What is being asked:
Report each line of the data that has "differential" somewhere in it.

====================

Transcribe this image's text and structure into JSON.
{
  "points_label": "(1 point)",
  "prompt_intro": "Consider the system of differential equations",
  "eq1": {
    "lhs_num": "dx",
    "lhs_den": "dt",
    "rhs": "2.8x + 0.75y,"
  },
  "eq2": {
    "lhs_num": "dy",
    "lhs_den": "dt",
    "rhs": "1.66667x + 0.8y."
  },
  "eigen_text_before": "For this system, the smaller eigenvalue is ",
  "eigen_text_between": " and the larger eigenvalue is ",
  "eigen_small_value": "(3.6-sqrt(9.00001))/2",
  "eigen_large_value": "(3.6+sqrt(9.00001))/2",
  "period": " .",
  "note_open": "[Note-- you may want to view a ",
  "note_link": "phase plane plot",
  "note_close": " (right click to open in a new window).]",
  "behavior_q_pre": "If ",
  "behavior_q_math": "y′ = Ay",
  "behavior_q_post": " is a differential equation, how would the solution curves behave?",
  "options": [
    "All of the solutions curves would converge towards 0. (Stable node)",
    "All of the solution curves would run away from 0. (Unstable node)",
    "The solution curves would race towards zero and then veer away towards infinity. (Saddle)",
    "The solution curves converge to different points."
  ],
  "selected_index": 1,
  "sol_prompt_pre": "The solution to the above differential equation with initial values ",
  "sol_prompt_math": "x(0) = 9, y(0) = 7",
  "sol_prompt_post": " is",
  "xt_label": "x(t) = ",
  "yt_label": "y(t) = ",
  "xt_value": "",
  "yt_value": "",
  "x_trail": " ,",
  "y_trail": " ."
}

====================

Solution to this task:
  "prompt_intro": "Consider the system of differential equations",
  "behavior_q_post": " is a differential equation, how would the solution curves behave?",
  "sol_prompt_pre": "The solution to the above differential equation with initial values ",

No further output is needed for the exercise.